Later, Dear Husband took healthy Five-year-old out for the evening, and I spent a lovely time romping with Three-year-old. We built cities with blocks, and played with her toy cars, which she likes to stuff in her pockets or her baby doll diaper bag. We cooked pretend food and pretended to be doggies and kitties. Then I tickled her and we rolled around on the floor and giggled a lot. I was overcome by a sense of her "otherness." Because she has some developmental delays, and language has been slow in coming, I've thought of her as a baby for much longer than she has been one. She may not yet have the words for all her questions and frustrations and wonderment, but I think she has the thoughts for them, and I was struck tonight by how much older she is than I think of her.

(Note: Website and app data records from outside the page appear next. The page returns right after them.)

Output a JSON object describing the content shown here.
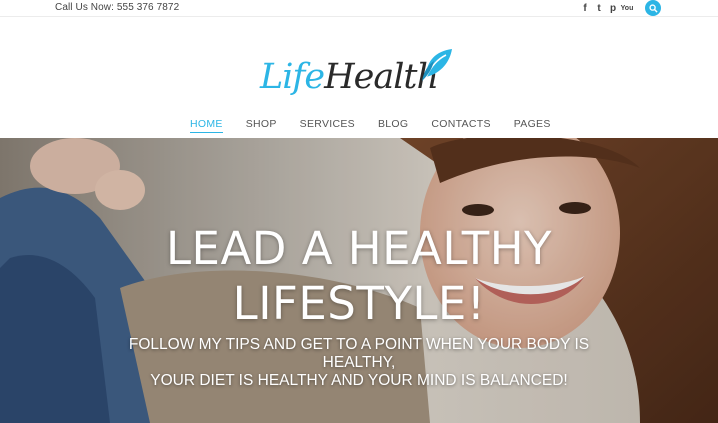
{
  "topbar": {
    "phone": "Call Us Now: 555 376 7872",
    "social": [
      {
        "name": "facebook-icon",
        "glyph": "f"
      },
      {
        "name": "twitter-icon",
        "glyph": "t"
      },
      {
        "name": "pinterest-icon",
        "glyph": "p"
      },
      {
        "name": "youtube-icon",
        "glyph": "You"
      }
    ],
    "search_icon": "search-icon"
  },
  "logo": {
    "part1": "Life",
    "part2": "Health",
    "icon": "butterfly-leaf-icon",
    "colors": {
      "accent": "#2cb5e5",
      "dark": "#2a2a2a"
    }
  },
  "nav": {
    "items": [
      "HOME",
      "SHOP",
      "SERVICES",
      "BLOG",
      "CONTACTS",
      "PAGES"
    ],
    "active": "HOME"
  },
  "hero": {
    "title_line1": "LEAD A HEALTHY",
    "title_line2": "LIFESTYLE!",
    "subtitle_line1": "FOLLOW MY TIPS AND GET TO A POINT WHEN YOUR BODY IS",
    "subtitle_line2": "HEALTHY,",
    "subtitle_line3": "YOUR DIET IS HEALTHY AND YOUR MIND IS BALANCED!"
  }
}
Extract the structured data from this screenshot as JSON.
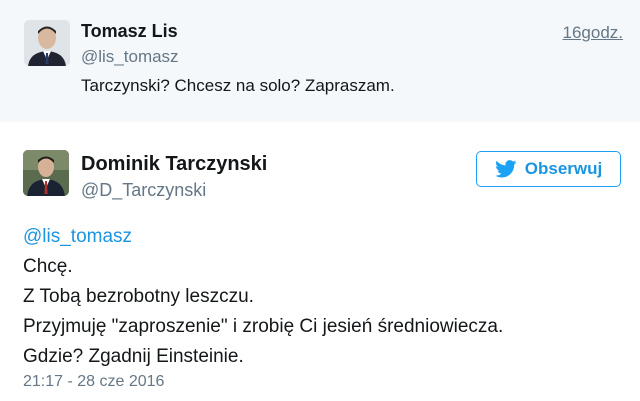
{
  "quoted_tweet": {
    "author_name": "Tomasz Lis",
    "author_handle": "@lis_tomasz",
    "time": "16godz.",
    "text": "Tarczynski? Chcesz na solo? Zapraszam."
  },
  "main_tweet": {
    "author_name": "Dominik Tarczynski",
    "author_handle": "@D_Tarczynski",
    "follow_label": "Obserwuj",
    "lines": [
      "@lis_tomasz",
      "Chcę.",
      "Z Tobą bezrobotny leszczu.",
      "Przyjmuję \"zaproszenie\" i zrobię Ci jesień średniowiecza.",
      "Gdzie? Zgadnij Einsteinie."
    ],
    "timestamp": "21:17 - 28 cze 2016"
  },
  "colors": {
    "accent": "#1da1f2",
    "link": "#1b95e0",
    "muted": "#657786",
    "text": "#14171a",
    "quoted_bg": "#f5f8fa"
  },
  "icons": {
    "follow": "twitter-bird-icon"
  }
}
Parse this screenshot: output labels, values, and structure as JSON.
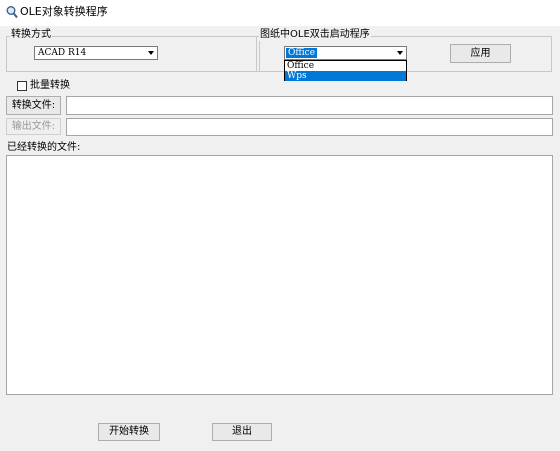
{
  "window": {
    "title": "OLE对象转换程序",
    "icon": "magnifier-icon"
  },
  "convert_mode": {
    "group_label": "转换方式",
    "selected": "ACAD R14"
  },
  "ole_launcher": {
    "group_label": "图纸中OLE双击启动程序",
    "selected": "Office",
    "options": [
      "Office",
      "Wps"
    ],
    "highlighted_option": "Wps",
    "apply_label": "应用"
  },
  "batch": {
    "label": "批量转换",
    "checked": false
  },
  "convert_file": {
    "button_label": "转换文件:",
    "value": ""
  },
  "output_file": {
    "button_label": "输出文件:",
    "value": "",
    "disabled": true
  },
  "converted_files": {
    "label": "已经转换的文件:",
    "items": []
  },
  "footer": {
    "start_label": "开始转换",
    "exit_label": "退出"
  },
  "colors": {
    "window_bg": "#f0f0f0",
    "selection": "#0078d7"
  }
}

All of this I have to be thankful for, and more: I am experiencing something that has seemed out of reach--peace, contentment, joy. I feel like a cat in a sunny window.


  1. What a good mother you are. I really enjoy the descriptions of your family life.



  2. Well, my wife is wonderful. I don't think I could have better with a sick child at home. Our Abby is a wonderful gift from G-d. Oh, the 5 year old and Dear Tired Husband didn't get home until midnight shopping at Dillards for the 5 year old, who wanted to perfect lipstick, not lip gloss.

  3. It sounds so cozy. Similar scene here, though we watched "Because of Winn Dixie" which was such a good movie; its message made everything even cozier.

    Happy holy days not-so-bad Alice.

  4. lovely lovely pic of family life.

    blessings and love

  5. Glad you all had a great holiday! We stayed home, visited a local restaurant and took in an archtectural<---(I know I messed that word up) in the form of a gingerbread city.